_Task inputs:_
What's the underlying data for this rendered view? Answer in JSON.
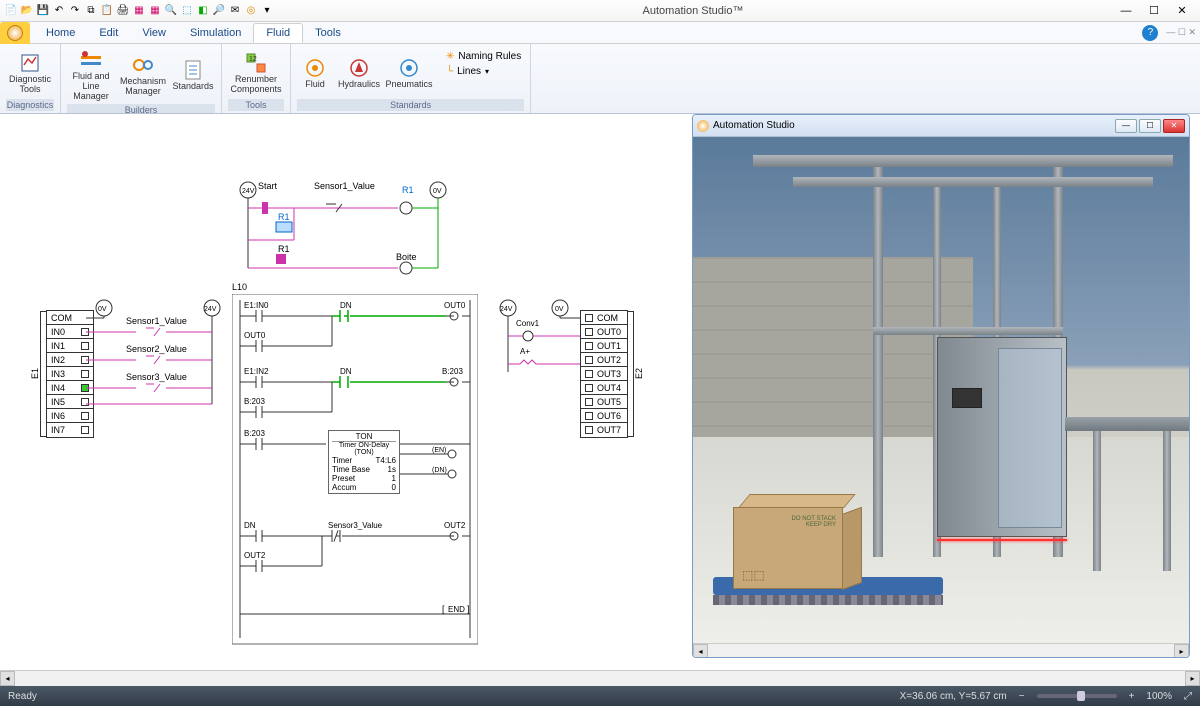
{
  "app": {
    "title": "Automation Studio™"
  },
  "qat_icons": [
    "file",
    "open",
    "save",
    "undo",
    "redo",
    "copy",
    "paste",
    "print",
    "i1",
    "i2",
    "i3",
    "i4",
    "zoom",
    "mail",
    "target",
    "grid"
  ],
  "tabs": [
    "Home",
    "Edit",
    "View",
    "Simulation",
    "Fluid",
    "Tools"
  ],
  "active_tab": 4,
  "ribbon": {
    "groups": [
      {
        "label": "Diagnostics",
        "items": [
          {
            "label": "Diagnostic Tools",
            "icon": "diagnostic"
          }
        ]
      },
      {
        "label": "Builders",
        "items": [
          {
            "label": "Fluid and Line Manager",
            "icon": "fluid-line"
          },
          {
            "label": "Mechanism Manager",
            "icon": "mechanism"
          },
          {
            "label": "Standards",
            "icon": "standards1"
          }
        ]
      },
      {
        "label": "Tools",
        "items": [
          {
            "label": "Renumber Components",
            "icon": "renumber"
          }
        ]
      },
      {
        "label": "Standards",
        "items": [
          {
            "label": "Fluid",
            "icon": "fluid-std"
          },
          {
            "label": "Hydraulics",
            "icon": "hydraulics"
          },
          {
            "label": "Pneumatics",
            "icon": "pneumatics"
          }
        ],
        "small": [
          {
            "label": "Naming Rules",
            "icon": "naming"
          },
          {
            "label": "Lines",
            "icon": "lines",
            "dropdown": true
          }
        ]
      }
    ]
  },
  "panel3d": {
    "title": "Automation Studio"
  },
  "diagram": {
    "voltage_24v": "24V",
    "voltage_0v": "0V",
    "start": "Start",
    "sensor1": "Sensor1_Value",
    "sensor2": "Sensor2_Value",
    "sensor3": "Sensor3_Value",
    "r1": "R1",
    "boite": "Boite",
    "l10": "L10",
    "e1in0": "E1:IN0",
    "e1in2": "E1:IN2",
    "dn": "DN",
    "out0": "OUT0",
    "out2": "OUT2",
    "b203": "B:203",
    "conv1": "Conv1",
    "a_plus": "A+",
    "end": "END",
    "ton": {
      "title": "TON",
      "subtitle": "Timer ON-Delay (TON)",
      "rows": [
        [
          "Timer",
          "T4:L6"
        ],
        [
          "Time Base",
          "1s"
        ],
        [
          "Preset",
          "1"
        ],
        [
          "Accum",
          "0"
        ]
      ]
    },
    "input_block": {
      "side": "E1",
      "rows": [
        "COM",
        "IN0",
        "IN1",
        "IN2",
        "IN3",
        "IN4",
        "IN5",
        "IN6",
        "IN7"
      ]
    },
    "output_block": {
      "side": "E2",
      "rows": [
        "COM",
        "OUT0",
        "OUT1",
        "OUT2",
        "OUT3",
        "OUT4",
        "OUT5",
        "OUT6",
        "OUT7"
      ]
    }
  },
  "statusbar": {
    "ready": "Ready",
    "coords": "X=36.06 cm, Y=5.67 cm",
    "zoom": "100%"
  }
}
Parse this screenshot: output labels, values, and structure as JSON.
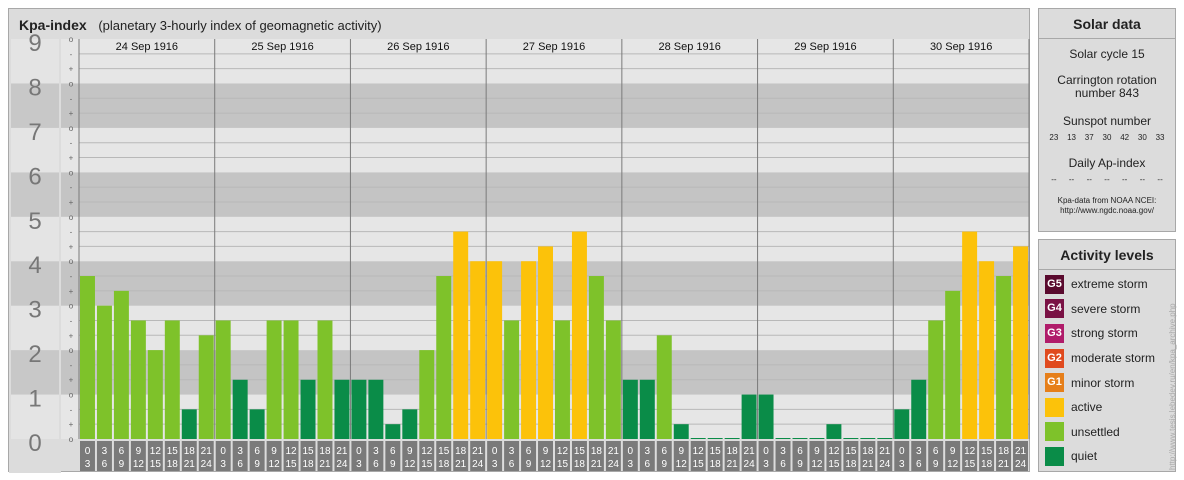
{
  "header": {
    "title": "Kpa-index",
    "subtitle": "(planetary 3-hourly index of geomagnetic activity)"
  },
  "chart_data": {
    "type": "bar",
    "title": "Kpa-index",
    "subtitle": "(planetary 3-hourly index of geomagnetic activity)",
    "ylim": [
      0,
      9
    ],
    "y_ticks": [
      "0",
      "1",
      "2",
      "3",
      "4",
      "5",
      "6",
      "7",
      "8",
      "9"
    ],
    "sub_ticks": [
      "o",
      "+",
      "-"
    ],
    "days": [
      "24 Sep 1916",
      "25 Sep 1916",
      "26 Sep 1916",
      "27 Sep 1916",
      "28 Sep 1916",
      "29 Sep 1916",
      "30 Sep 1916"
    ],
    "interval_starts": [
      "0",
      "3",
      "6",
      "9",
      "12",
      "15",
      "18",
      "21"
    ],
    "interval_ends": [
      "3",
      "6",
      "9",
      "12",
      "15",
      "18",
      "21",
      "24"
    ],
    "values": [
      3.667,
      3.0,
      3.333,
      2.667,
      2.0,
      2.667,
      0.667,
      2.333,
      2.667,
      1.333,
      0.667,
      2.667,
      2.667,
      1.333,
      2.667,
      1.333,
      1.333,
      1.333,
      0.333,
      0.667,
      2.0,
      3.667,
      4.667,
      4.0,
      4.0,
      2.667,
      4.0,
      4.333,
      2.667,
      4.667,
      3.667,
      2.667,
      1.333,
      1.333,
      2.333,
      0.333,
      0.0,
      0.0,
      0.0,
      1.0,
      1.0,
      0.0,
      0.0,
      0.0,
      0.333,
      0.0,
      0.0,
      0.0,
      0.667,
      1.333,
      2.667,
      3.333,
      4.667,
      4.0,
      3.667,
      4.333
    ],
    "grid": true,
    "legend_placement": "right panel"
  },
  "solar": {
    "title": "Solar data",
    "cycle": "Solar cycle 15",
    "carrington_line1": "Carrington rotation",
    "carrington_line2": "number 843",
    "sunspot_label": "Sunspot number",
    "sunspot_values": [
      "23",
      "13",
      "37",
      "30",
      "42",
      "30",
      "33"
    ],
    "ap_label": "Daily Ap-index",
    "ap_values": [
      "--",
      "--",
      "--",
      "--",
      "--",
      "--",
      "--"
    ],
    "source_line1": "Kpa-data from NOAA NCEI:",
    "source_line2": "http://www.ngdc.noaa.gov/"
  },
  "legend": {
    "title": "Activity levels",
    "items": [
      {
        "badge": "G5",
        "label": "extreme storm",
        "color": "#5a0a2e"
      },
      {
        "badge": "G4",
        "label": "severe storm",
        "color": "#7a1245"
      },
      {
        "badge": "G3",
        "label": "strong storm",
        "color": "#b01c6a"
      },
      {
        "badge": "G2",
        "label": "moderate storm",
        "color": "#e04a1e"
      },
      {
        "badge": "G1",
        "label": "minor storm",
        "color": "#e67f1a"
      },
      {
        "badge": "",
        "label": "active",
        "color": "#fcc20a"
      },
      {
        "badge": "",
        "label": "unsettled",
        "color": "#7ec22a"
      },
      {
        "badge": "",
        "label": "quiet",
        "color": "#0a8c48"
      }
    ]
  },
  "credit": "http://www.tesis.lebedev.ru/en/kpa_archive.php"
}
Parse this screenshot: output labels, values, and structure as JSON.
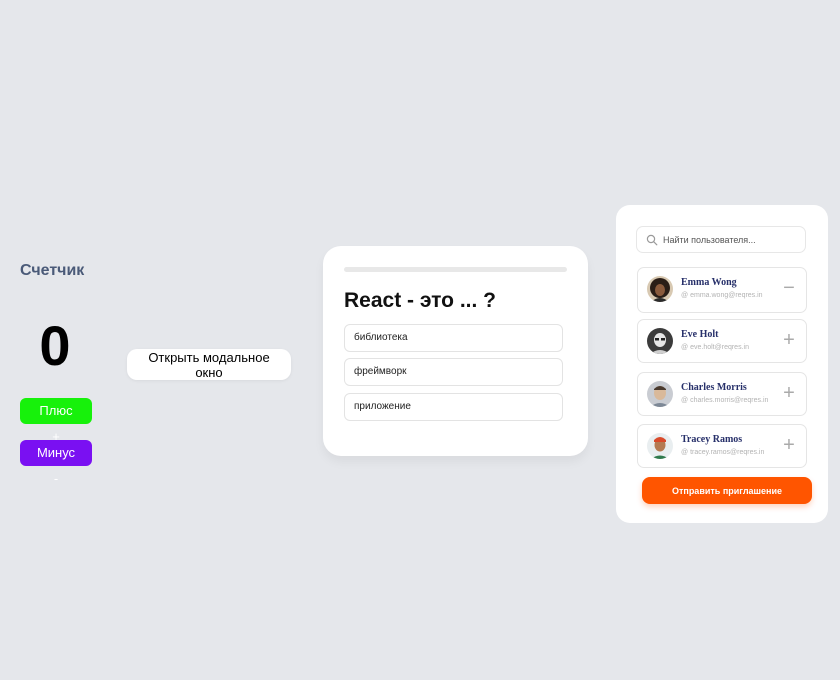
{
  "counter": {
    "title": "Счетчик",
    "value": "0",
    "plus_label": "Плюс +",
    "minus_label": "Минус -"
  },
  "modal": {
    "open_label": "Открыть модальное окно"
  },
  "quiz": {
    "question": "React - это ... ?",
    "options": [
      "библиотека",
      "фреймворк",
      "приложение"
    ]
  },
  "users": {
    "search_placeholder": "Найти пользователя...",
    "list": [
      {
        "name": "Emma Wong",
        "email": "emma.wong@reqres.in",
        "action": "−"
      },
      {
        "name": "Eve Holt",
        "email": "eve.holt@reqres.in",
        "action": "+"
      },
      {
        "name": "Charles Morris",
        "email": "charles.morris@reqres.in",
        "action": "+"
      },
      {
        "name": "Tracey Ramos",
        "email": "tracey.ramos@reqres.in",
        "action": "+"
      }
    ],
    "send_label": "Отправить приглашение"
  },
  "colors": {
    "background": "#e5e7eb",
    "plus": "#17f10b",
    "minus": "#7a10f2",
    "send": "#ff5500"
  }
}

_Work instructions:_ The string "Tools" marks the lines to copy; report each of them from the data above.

_Problem solution:_
    "Tools"
            "label": "Diagnostic Tools",
        "label": "Tools",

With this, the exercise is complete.